MIKE O'HARA

O'HARA: Slay shows comfort level in second year

Posted Jun 23, 2014

After a rookie season that had more downs than ups, cornerback Darius Slay showed a striking improvement in workouts and minicamps.

Darius Slay might feel like he’s the No. 1 candidate to be on the Lions’ hot corner this year.

As perilous and daunting as that situation might seem, it’s a sign of Slay’s advancement. He has been the starting cornerback opposite veteran Rashean Mathis throughout the offseason.

After a rookie season that had more downs than ups, Slay showed a striking improvement in workouts and minicamps.

The true test will come in training camp and the regular season, but there were encouraging signs from Slay – perhaps none more than his overall comfort level.

Darius SlayCB Darius Slay (Photo: Gavin Smith)

“I’m way more comfortable,” Slay said. “Just knowing the game – knowing what’s coming up next made it better.”

An example of Slay’s development was evident on a deep sideline route he defended in minicamp. Slay trailed the receiver, running stride for stride, then turned to make a clean breakup. A year ago, Slay might have simply run with the receiver without turning to locate the ball.

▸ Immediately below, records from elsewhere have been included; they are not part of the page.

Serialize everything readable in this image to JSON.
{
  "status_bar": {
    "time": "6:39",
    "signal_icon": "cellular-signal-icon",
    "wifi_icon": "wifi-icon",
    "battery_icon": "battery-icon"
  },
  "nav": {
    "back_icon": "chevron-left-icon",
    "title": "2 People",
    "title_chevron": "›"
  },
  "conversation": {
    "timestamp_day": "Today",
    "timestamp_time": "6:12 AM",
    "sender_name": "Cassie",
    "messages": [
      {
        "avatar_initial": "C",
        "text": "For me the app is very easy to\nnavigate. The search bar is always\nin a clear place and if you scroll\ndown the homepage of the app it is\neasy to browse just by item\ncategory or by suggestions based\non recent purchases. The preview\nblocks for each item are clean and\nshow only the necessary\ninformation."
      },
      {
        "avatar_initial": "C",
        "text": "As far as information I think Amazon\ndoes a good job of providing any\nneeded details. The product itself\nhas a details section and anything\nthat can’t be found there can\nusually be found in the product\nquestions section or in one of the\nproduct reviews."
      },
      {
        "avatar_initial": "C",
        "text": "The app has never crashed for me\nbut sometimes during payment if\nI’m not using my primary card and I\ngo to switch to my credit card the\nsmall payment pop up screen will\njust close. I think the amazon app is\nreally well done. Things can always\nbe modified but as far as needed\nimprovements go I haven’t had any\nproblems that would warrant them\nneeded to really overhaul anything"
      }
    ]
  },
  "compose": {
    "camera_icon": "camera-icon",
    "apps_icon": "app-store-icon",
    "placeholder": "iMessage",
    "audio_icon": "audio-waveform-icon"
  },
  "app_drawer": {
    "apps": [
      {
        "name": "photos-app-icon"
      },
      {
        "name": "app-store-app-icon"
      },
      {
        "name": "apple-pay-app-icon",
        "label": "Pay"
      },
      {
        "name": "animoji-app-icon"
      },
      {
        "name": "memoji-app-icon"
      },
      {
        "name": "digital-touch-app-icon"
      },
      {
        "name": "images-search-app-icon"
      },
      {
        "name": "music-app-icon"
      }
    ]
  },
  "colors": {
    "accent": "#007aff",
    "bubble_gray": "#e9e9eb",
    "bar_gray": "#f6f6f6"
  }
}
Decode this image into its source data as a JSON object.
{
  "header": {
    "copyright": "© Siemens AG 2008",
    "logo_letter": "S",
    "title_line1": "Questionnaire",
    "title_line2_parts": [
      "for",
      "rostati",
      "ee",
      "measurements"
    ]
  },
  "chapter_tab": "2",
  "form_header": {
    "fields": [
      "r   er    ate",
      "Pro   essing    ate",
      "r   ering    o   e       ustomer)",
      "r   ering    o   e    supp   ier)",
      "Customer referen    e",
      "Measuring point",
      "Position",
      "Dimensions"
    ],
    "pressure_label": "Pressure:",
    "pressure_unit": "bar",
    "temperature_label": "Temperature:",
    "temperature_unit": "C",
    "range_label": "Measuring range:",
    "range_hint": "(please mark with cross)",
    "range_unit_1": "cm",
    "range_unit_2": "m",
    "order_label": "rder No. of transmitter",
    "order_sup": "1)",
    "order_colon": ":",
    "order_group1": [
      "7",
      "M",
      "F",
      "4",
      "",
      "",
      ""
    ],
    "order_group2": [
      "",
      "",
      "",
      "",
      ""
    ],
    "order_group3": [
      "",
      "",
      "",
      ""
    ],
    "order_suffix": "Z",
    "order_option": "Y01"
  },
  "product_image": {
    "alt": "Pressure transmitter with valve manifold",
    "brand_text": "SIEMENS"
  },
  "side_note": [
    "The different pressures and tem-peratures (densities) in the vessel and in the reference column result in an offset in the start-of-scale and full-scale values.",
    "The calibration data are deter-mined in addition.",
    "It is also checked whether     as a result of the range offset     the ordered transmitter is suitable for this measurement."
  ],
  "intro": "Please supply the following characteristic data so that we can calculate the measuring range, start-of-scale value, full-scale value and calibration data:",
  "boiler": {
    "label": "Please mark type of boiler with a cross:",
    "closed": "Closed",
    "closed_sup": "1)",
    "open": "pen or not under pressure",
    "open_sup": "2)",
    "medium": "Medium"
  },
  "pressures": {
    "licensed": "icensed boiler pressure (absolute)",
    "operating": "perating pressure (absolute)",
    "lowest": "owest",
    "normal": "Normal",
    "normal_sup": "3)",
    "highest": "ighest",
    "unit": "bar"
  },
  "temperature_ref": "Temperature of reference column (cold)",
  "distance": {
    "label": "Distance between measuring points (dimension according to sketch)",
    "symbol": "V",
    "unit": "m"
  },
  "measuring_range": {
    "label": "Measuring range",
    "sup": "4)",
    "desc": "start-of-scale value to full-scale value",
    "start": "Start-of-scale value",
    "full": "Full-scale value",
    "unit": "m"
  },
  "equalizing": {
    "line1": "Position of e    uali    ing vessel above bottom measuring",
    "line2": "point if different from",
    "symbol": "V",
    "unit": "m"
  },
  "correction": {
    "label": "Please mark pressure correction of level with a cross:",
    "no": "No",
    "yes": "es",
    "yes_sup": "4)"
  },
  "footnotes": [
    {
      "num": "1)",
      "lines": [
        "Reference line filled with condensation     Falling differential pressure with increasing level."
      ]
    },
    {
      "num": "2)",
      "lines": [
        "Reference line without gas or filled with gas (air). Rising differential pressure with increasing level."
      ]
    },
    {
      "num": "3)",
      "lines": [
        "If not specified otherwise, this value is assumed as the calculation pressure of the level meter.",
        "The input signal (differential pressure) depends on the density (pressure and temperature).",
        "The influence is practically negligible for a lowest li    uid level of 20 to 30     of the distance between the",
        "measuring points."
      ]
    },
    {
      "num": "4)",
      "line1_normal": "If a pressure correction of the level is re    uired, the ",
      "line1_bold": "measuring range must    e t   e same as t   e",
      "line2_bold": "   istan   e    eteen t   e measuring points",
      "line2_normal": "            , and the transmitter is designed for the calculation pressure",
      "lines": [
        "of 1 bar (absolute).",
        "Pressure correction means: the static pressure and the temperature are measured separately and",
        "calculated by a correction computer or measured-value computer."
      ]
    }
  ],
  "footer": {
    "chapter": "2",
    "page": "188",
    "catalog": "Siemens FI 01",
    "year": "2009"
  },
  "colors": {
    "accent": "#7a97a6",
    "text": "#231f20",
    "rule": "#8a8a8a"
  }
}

“I’m just practicing on leaning and looking for the ball,” Slay said. “You become a receiver at the end. That’s the DB’s specialty – we lean and look.”

Because of the complexities and teamwork required to succeed, the secondary is a tightly knit group. A crack in one spot can cause the whole unit to crumble.

Slay has gotten support from the veterans. That includes Mathis, who is beginning his 12th pro season and second with the Lions. His experience allows Mathis to give a young player invaluable tips on the nuances of playing cornerback.

“Guys take you to the side and work with you,” Slay said, “I had good vets last year and still have some of the same guys. They pulled me aside and worked with me.

”I had ‘Shean talking to me a lot -- making sure I stayed focused. He’s been in that position. Besides the quarterback, cornerback is the second hardest spot out there.”

Quick take on the secondary: There is a rebuild with new full-time starters in two positions.

Mathis and safety Glover Quin are returning full-time starters. James Ihedigbo was signed as a free agent to start at the other safety spot. Slay, hampered by knee problems and inexperience, had four starts as a rookie and moves into the position held by Chris Houston.

Personnel shuffle: Safety Louis Delmas and Houston are long-time starters who’ve been released. Delmas was let go early in the offseason. Houston was cut after minicamp, despite having four years left on the five-year contract he signed last year.

Key additions at cornerback are rookie Nevin Lawson, drafted in the fourth round, and Cassius Vaughn, a free agent signed after two seasons with the Broncos and two with the Colts.

Don Carey, who has experience at safety and cornerback, never made it to free-agency. He played well enough to get a contract extension late last season.

Three-year plan: GM Martin Mayhew said earlier this year that if a cornerback hasn’t made it within three years, odds are against him making it.

Under Mayhew’s three-year time frame, the clock is ticking on three cornerbacks drafted in 2012 – Bill Bentley (third round), Chris Greenwood (fifth) and Jonte Green (sixth).

Bentley has shown the most promise of the three. As a rookie, he played only four games because of a shoulder injury. He has eight starts in two seasons -- at cornerback or at nickel back when the defense began the game with five defensive backs -- and has a knack for avoiding blocks to make tackles for loss despite his lack of size (5-10, 176).

Slay has the size and speed (6 feet, 192 and 4.31 seconds in the 40) to be a quality cornerback. He has benefited from a year of exposure to the pro game. He started the first two games, but his inexperience was evident.

Slay had two more starts, including the game at Minnesota. Although it was a meaningless game, it was his best performance of the year.

“I didn’t start off the way I wanted to,” he said. “At the end of the year I got better at finding the ball and knowing my landmarks, split-wise. I got so much better at splits and what was coming out of those splits.

“Last year I was just playing on pure talent and just trying to guard a guy without knowing where it was coming from. Last year I was scared of the deep ball. I played so safe. That’s why I gave up a lot of stuff in front of me.

“I trust my speed. At the end of the year, I locked in and made a lot more plays.”